Did any previous events (prior to WWII) contribute to the start of the Cold War?

Expert Answers
pohnpei397 eNotes educator| Certified Educator

Although it was the events towards the end of WWII that really got the Cold War started, the Cold War had its origins in the Bolshevik Revolution of 1917 and its aftermath.

When the Bolsheviks took power in 1917, they created a communist government.  The communist form of government and communist ideology are completely opposed to the ideas of democracy and free markets that are the basis of US society.  Because of this, the two countries would be diametrically opposed to one another in ideological terms.

Because the US was so opposed to communism, it even sent American troops to Russia after WWI.  These troops were sent to help fight against the communists in the Russian Civil War.  Of course, they were not able to defeat the communists, but the Soviets would not forget that the US had tried to overthrow their government.  The two countries would not even have diplomatic relations with one another until 1933.

We should also note that communism is an avowedly expansionist ideology.  It believes that communism will take over the entire world.  After the creation of the USSR, the "Comintern" was created to try to spread communism across the world.  This gave America more reasons to be suspicious of the Soviet Union.

The start of the Cold War should not be a surprise.  There had been tension and distrust between the US and USSR ever since the USSR came to exist.  Once the USSR became an important player in world events, a Cold War was likely to occur.

rosannalilly80 | Student

when did this happen "the Soviets would not forget that the US had tried to overthrow their government"

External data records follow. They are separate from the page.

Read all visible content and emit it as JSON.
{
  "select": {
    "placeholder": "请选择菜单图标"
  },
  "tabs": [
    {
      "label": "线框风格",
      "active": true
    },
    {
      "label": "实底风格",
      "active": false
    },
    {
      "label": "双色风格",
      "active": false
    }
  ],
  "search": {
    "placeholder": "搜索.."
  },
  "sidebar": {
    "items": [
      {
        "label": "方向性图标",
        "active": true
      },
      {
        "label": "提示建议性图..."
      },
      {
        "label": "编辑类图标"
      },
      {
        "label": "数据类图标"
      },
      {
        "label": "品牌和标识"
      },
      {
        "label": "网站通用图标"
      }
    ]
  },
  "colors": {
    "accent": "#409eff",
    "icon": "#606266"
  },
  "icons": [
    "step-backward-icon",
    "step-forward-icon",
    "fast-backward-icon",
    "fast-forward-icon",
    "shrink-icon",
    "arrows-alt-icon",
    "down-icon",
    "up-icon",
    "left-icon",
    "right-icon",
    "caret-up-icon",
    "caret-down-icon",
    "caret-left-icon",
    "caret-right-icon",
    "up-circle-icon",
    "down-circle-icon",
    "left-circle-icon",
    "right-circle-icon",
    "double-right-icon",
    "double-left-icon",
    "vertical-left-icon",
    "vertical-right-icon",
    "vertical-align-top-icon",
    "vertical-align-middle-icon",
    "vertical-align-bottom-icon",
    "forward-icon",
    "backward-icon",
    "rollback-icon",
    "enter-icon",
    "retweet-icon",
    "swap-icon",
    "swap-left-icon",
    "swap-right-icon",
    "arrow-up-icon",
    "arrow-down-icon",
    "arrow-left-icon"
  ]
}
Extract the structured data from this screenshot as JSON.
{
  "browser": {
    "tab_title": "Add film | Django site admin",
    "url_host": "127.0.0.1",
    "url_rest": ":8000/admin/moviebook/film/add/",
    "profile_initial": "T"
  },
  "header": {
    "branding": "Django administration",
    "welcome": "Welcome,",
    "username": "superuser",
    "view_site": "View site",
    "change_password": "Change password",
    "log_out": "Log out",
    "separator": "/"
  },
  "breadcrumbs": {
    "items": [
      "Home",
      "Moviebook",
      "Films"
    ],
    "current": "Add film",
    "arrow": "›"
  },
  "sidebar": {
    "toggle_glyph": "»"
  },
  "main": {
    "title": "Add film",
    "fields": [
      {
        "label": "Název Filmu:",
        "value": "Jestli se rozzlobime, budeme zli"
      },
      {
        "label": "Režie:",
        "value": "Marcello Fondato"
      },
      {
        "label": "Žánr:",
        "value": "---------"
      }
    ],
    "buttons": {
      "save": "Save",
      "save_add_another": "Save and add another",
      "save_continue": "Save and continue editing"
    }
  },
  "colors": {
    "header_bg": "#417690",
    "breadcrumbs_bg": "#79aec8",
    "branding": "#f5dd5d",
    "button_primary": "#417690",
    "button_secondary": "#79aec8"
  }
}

Access hundreds of thousands of answers with a free trial.

Start Free Trial
Ask a Question